After awhile Fern developed quite a fan base. We have pictures of the girls posing with Fern in front of fountains, next to rides and even next to Minney Mouse. After all, everyone has pictures with a stuffed mouse, but how many kids get a picture with a potted yucca plant? And somewhere there’s another family sharing in our distorted tradition because they too have a picture of their kids standing with Fern while Minney Mouse looks on with her hands on her hips.
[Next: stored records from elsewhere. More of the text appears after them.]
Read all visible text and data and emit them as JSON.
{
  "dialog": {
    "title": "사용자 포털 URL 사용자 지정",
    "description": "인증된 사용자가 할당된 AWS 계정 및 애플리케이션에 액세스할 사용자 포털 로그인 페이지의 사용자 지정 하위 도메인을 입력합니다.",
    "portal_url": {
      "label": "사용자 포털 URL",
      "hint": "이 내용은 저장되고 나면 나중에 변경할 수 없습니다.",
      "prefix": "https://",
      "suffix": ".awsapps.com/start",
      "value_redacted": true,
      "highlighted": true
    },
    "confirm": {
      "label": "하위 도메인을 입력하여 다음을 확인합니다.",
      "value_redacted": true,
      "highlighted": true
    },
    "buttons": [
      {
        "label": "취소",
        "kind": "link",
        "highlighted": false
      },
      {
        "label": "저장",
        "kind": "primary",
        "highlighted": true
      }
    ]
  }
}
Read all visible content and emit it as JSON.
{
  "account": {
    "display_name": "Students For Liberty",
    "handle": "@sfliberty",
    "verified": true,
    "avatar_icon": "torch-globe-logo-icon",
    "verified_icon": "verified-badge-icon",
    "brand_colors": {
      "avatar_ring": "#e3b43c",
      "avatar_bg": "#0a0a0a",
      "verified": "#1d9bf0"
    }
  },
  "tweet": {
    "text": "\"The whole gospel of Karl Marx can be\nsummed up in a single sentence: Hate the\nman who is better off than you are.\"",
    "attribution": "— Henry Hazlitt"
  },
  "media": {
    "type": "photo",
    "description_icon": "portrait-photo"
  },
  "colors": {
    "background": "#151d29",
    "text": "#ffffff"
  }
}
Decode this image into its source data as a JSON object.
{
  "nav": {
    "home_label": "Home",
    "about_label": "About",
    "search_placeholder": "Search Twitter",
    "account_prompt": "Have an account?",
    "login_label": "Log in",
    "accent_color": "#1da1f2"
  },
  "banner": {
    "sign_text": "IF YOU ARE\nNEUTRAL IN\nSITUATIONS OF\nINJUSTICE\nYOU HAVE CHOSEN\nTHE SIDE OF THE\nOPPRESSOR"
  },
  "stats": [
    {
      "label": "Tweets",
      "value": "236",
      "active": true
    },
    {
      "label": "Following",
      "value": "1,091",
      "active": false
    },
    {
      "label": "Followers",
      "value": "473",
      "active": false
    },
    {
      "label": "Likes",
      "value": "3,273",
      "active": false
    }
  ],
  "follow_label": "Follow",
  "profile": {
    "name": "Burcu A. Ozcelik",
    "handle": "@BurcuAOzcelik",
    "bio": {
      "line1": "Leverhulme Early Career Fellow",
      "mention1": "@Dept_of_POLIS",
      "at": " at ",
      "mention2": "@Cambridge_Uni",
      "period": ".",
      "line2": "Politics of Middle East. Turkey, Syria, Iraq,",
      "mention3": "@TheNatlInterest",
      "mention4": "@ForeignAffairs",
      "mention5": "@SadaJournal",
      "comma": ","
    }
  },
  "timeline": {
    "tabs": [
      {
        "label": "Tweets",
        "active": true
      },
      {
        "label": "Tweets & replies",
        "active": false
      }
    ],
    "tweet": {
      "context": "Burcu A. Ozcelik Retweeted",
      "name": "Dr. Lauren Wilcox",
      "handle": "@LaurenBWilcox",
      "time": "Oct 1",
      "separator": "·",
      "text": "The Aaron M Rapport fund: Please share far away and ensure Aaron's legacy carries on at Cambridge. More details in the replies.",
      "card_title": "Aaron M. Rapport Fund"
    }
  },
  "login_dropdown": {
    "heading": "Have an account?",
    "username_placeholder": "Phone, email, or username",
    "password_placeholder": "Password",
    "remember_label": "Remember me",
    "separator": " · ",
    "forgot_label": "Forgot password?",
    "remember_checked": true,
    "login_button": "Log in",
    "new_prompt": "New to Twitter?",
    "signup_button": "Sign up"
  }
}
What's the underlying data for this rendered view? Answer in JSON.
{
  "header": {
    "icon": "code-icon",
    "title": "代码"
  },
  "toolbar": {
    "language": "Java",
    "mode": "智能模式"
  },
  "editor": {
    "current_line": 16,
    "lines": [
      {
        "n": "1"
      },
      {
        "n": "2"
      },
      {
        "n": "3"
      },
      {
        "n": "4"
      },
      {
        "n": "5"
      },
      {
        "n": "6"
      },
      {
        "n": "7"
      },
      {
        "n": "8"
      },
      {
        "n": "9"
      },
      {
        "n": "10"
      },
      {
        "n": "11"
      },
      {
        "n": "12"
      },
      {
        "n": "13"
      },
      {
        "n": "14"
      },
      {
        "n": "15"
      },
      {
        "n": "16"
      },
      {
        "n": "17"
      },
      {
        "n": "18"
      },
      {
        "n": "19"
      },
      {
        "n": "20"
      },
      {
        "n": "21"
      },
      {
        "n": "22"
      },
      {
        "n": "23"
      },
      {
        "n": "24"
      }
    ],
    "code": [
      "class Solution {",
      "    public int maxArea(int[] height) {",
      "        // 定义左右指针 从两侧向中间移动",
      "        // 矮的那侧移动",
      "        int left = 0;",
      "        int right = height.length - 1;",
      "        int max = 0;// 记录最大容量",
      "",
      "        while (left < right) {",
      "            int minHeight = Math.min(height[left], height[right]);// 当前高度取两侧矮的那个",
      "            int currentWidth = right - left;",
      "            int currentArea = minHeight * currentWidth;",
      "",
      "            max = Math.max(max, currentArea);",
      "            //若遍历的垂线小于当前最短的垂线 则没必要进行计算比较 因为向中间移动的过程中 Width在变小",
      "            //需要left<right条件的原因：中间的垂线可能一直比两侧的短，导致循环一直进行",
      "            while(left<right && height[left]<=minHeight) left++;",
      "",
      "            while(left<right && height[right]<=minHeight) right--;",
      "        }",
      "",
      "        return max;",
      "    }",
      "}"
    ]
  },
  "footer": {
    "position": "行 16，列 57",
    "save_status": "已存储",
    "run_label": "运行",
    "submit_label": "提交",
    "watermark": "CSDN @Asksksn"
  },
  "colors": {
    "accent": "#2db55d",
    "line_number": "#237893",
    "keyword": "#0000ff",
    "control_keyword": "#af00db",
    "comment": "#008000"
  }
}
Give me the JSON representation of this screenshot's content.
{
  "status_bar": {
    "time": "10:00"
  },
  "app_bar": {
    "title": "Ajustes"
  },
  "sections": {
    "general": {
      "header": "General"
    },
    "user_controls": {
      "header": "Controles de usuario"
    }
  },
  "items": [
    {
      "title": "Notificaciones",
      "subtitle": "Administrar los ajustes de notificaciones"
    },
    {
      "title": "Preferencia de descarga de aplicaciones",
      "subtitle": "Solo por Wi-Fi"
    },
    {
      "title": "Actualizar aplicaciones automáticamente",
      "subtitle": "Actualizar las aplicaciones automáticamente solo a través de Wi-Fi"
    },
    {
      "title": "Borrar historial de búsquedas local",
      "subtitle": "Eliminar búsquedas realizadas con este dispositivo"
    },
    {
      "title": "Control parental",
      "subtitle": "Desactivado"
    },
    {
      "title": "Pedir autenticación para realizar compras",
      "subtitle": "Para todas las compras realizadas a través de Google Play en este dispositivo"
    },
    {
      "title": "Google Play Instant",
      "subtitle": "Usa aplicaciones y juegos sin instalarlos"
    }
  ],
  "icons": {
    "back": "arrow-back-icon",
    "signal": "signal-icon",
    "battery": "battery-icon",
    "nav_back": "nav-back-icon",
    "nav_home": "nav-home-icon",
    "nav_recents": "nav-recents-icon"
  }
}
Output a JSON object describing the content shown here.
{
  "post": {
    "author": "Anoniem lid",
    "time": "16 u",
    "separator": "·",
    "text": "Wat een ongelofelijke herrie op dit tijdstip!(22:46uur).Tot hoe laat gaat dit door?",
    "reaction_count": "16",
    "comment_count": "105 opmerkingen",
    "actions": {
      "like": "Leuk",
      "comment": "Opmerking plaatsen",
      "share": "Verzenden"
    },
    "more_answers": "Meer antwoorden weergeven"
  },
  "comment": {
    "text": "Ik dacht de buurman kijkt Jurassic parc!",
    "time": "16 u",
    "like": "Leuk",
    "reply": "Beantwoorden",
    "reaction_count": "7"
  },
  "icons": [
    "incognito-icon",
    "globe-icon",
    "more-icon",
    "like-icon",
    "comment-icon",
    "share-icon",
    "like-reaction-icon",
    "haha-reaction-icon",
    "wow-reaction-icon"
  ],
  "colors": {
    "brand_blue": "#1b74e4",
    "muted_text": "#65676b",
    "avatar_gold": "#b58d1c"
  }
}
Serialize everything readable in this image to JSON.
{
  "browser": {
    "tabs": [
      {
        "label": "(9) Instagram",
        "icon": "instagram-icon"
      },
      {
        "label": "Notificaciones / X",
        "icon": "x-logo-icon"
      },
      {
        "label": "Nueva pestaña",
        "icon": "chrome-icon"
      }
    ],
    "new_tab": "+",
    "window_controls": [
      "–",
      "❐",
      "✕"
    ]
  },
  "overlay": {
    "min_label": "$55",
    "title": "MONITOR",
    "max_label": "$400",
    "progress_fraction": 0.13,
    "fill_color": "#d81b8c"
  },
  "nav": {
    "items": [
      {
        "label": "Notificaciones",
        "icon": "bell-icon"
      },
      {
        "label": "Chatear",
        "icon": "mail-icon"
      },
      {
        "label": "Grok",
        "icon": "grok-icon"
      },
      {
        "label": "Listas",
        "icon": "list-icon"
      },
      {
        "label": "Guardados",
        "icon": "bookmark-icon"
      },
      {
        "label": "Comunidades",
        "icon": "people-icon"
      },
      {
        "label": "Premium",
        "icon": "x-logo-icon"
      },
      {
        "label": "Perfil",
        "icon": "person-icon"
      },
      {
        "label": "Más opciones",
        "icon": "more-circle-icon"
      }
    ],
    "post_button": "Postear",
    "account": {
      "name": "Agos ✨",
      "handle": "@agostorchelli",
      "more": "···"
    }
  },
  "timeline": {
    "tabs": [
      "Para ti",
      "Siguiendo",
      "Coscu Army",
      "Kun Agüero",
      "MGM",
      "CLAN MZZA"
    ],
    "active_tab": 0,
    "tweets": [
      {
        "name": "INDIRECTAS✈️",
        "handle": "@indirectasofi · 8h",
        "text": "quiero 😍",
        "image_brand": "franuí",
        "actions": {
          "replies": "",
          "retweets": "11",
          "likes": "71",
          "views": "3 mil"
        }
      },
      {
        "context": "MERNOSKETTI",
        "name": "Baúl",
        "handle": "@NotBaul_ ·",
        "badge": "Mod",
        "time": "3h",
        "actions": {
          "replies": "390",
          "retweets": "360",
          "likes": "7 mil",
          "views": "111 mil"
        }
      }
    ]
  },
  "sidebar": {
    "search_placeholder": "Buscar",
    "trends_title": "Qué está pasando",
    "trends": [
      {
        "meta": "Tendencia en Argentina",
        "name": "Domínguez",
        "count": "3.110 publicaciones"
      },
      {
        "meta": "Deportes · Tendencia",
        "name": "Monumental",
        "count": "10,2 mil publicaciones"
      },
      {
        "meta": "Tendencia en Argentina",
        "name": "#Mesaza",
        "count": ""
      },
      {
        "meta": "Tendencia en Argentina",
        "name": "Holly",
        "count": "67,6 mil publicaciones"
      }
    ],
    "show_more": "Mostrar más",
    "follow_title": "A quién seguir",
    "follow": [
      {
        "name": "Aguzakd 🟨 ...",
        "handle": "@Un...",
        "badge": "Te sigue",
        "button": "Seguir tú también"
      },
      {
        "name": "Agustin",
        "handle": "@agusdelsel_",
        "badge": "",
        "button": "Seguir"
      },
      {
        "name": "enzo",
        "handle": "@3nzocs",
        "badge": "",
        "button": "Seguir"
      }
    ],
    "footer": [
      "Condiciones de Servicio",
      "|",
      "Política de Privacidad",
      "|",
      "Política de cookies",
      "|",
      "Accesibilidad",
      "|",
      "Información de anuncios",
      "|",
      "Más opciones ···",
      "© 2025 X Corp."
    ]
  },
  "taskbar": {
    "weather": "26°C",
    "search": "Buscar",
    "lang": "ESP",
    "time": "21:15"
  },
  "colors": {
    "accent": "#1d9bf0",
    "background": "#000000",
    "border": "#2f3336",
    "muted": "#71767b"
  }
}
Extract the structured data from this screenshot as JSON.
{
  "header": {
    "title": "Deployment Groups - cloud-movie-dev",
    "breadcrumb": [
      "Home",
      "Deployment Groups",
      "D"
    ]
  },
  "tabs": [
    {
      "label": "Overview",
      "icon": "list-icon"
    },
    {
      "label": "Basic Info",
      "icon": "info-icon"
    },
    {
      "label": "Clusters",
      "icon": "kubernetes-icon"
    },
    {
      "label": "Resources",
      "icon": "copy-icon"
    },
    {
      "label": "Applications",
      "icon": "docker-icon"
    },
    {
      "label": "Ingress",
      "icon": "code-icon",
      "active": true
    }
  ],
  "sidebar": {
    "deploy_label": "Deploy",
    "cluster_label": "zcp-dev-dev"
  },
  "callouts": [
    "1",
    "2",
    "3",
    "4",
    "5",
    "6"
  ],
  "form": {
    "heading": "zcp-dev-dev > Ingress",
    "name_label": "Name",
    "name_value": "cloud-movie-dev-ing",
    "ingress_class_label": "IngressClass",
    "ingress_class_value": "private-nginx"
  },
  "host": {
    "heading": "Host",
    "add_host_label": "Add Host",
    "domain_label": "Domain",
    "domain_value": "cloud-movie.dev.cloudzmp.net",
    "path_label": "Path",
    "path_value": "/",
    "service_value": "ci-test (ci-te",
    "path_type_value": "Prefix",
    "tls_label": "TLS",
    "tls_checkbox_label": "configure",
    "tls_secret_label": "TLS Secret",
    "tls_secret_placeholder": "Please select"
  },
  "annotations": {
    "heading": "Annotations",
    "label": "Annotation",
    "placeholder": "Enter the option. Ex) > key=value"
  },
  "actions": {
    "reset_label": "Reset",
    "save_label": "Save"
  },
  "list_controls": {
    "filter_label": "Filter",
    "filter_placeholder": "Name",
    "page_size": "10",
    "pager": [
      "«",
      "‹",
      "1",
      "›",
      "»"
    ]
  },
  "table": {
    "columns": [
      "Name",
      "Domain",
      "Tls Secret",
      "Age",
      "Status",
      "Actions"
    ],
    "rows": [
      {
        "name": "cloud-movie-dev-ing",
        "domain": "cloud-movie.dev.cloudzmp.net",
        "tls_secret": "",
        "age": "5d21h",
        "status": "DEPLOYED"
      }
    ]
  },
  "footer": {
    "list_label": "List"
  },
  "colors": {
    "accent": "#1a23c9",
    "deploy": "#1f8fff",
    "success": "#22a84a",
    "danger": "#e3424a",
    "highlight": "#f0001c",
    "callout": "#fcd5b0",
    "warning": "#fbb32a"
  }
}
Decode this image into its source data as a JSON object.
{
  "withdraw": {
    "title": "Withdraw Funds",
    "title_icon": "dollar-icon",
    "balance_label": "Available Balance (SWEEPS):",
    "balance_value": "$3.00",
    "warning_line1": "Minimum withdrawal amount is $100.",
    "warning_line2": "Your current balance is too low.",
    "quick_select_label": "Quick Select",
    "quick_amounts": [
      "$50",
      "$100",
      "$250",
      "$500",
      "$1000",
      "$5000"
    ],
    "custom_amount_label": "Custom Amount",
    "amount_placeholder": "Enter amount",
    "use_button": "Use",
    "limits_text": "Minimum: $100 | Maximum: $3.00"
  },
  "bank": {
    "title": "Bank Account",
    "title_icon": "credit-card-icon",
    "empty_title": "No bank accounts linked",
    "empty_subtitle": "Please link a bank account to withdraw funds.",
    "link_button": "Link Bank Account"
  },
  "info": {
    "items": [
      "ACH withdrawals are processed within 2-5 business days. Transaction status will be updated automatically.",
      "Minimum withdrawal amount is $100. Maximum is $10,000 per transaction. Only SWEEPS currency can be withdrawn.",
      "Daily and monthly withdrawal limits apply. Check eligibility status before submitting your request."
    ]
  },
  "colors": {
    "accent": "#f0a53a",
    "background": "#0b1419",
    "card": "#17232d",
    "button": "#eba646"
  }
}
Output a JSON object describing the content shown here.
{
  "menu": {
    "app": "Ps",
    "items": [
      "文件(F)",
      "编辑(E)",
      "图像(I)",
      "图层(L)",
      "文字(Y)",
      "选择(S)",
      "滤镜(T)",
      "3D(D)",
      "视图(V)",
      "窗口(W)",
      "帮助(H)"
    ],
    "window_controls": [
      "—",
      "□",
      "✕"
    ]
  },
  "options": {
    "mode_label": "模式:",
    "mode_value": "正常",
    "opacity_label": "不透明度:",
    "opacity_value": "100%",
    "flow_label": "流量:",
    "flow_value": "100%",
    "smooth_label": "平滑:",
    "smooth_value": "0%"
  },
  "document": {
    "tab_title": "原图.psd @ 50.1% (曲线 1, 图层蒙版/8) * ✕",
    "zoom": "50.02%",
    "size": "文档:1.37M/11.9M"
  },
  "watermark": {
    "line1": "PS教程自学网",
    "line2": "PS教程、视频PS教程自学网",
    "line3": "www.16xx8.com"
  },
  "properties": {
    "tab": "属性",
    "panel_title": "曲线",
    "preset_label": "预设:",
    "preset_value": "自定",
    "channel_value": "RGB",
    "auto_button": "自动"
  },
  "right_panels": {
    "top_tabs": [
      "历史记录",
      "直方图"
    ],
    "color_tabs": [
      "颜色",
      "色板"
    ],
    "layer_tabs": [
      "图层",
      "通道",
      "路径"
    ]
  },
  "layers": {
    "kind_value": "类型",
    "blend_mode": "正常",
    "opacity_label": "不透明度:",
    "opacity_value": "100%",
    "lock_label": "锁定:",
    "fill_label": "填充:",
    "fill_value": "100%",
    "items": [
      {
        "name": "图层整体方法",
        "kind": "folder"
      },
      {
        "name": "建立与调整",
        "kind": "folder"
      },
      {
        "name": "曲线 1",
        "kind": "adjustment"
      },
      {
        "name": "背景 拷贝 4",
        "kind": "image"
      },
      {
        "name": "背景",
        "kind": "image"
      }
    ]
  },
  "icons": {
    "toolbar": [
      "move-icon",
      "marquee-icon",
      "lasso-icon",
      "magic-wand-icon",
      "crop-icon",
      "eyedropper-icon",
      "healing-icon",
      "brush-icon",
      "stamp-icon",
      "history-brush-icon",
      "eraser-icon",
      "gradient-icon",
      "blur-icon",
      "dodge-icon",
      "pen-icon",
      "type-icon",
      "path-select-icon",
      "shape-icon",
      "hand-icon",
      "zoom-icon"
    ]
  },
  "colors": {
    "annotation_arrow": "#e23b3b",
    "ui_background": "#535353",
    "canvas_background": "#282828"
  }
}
You’ll be amazed at all the places you can find Fern. He’s especially popular at National Parks, but will occasionally even make an appearance indoors in the lobby of a hotel or at bus stops when we have a little extra time. And although sometimes his hugs come with a little extra sap, he’s never too busy to stop and pose with the girls. I just hope that if we ever travel out west he never takes the form of a cactus – for both the girls’ sake and mine.

Three Months Out

August 22nd, 2010

Three months out – still never enough time. Three months preparation for most is plenty. Even fewer people shop for Christmas three months before the deadline. Still, when it comes to Halloween, three months might as well be tomorrow for Brooke and Gracie.

Today a Halloween costume catalog arrived in the mail. I know because I found Gracie and Brooke wrapped around it at the kitchen table. “How about this one,” Brooke would ask. “Maybe – it ranks as one of my ten favorites,” Gracie would reply. And so it continued with Gracie ultimately selecting her top 20 favorites of a catalog which would follow us around for the next month. I know better than to get involved. The last time I did it cost me money – three costumes to be precise. You see, not only is Gracie indecisive, but Brooke sees no problem with spending hundreds – if not thousands – on a holiday that Hallmark still doesn’t write cards for. (Who knows, maybe they read about Brooke’s obsession with Halloween and decided to fund another wing of the company. I wouldn’t be surprised to see it coming to a local store near us.) From ninja to wizard and Greek goddess to a detective, I have no doubts this will fuel a bonding experience for the girls for the next 90 nights – or at least until they need to decide on a face for their pumpkin.

Brooke’s as guilty as Gracie. After all, she started it. Last year alone we bought three costumes, 9 pumpkins, over $200 on decorations (which looked just like the ones we had the previous year), 4 lbs. of dry ice, 6 bags of candy and had no more than 20 trick-or-treaters. Still, it won’t be long before the nightmares start once again. And by mid September I’ll be awakened no fewer than twice a night by my wife with anxiety over not having enough candy for all the visitors. You think I’m joking, but I’m not. And for the next six or seven times she goes to the store, she will come home each and every time with another bag of candy. Of course, I oblige and fulfill my obligation in the consumption of a bag or two prior to the holiday, but we always have plenty of nut based chocolate bars and smarties left over for the two dozen kids brave enough to hike up the mountainside which is our street.

Today it starts. Three months from now I will breathe a sigh of relief and welcome the lazy Christmas season with open arms, albeit a bit sick from consuming half a bag of Milky Ways. Of course, in our household, the girls refer to Christmas as that holiday after Halloween. And once again, Brooke will set her plans, bring out the costume book and attempt to reconcile her mistakes in the pursuit of a perfect Halloween. But this time she has an accomplice in Gracie, now old enough to obsess right alongside her mother. Can’t wait.